CHILDREN with Down's syndrome are being denied the opportunity to attend mainstream schools, according to a survey of parents.
One in four parents faced opposition when choosing a mainstream school for their child over a special one, the survey commissioned by the Down's Syndrome Association found.
The survey also uncovered variations in support for the children, with 23 per cent of younger primary pupils not receiving speech therapy - even though around half of Down's syndrome children have a specific language difficulty.
There were also differences in the number of learning support assistants and in their qualifications and training.
The situation seems to be improving, however, as parents of younger children entering the system have fewer complaints than those of older pupils.
Having gained a mainstream primary place, 84 per cent of the parents surveyed were content with the way the child's needs were addressed.
"We are aware that a number of local education authorities are unwilling to provide the support required to allow children with Down's syndrome to attend the school of their choice which, for many parents, is the local mainstream school," said Carol Boys, the association's director.

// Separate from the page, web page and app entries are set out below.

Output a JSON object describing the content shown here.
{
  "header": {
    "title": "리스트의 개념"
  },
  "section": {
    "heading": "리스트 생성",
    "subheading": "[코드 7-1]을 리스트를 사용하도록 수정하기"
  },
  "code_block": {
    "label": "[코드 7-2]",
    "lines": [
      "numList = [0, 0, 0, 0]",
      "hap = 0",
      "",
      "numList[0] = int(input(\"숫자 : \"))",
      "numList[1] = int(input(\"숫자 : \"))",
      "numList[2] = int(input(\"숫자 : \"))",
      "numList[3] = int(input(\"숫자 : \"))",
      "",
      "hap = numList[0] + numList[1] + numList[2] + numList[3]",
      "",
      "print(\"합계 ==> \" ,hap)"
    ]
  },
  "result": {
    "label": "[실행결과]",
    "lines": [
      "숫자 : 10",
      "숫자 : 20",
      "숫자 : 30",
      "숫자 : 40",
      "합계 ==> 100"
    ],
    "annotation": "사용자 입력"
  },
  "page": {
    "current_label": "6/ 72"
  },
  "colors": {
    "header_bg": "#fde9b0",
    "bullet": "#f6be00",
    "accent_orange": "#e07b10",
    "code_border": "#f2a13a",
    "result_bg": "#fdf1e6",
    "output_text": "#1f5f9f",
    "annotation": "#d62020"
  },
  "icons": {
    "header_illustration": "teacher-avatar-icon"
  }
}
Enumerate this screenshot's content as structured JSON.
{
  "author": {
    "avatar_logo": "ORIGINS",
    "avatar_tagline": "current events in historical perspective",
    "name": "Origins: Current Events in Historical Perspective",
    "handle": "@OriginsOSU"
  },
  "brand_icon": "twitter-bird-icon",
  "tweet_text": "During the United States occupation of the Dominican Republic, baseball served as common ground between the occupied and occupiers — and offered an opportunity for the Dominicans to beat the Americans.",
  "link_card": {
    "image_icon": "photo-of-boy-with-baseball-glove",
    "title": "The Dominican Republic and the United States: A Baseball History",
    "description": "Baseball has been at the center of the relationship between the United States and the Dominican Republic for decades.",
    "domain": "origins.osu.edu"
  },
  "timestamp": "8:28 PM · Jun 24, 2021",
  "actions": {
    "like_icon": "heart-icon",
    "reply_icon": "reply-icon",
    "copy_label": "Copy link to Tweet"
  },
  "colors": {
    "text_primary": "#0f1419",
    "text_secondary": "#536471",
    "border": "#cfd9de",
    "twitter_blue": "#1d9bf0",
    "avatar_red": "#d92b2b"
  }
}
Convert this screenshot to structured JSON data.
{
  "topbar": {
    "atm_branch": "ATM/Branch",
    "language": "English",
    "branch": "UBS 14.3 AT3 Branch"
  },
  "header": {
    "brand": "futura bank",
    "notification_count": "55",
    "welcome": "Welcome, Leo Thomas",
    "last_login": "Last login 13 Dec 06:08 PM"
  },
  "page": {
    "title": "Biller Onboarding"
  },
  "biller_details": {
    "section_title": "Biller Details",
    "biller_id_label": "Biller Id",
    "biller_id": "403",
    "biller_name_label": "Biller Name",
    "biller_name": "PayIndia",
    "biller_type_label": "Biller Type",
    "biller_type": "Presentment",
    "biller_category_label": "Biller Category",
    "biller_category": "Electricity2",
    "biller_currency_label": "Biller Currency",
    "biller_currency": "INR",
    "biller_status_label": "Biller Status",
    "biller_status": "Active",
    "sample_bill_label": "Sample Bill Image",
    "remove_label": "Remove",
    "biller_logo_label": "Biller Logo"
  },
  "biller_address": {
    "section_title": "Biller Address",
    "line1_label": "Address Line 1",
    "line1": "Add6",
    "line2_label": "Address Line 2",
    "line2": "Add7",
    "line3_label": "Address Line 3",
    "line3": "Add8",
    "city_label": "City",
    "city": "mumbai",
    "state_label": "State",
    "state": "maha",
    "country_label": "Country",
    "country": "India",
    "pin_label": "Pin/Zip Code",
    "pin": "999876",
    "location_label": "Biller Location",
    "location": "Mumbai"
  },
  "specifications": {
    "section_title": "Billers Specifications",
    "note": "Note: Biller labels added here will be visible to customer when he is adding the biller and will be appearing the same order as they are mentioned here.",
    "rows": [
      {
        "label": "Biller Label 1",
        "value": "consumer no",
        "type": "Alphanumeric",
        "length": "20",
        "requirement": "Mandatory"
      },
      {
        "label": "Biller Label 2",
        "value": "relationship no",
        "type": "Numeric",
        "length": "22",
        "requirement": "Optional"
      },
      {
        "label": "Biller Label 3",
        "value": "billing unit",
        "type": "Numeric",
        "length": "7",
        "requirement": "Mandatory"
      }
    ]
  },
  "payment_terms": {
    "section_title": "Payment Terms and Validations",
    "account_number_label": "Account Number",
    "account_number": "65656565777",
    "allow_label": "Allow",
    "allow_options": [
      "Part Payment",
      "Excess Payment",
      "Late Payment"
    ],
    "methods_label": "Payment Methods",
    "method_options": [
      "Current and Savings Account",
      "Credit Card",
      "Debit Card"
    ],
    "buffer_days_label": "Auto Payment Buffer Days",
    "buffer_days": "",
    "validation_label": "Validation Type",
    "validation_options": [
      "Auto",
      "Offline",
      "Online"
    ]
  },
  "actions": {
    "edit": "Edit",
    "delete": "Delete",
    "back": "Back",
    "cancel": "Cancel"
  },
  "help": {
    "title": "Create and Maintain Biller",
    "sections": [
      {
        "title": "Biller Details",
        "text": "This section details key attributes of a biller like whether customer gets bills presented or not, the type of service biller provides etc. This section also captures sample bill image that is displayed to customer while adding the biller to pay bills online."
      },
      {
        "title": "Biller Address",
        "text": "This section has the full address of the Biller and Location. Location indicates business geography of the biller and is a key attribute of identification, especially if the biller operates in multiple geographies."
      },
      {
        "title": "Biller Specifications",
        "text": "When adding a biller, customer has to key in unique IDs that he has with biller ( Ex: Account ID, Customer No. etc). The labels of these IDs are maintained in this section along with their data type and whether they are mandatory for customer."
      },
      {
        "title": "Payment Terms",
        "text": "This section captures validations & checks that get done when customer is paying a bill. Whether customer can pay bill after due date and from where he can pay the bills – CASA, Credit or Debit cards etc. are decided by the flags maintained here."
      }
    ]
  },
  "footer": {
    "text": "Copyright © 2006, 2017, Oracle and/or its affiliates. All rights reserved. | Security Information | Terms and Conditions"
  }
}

"We appeal to authorities to abide by the spirit of the law laid down by the Education Act and to make suitable provision."
The issue was highlighted in a recent Channel 4 documentary, featuring Northern Ireland teenager David McKibben.
He wanted to stay with his primary classmates when they moved to the local secondary school, but was refused a place and is currently receiving no education at all, the association said.
The survey, covering the academic year 1997-98, drew responses from 319 parents in 107 education authorities. Nearly one quarter of parents said they would like more focused training for staff.
The survey report "Experiences of Inclusion" is available from Kate Thomas or Sarah Waights at the Down's Syndrome Association, telephone 0181 682 4001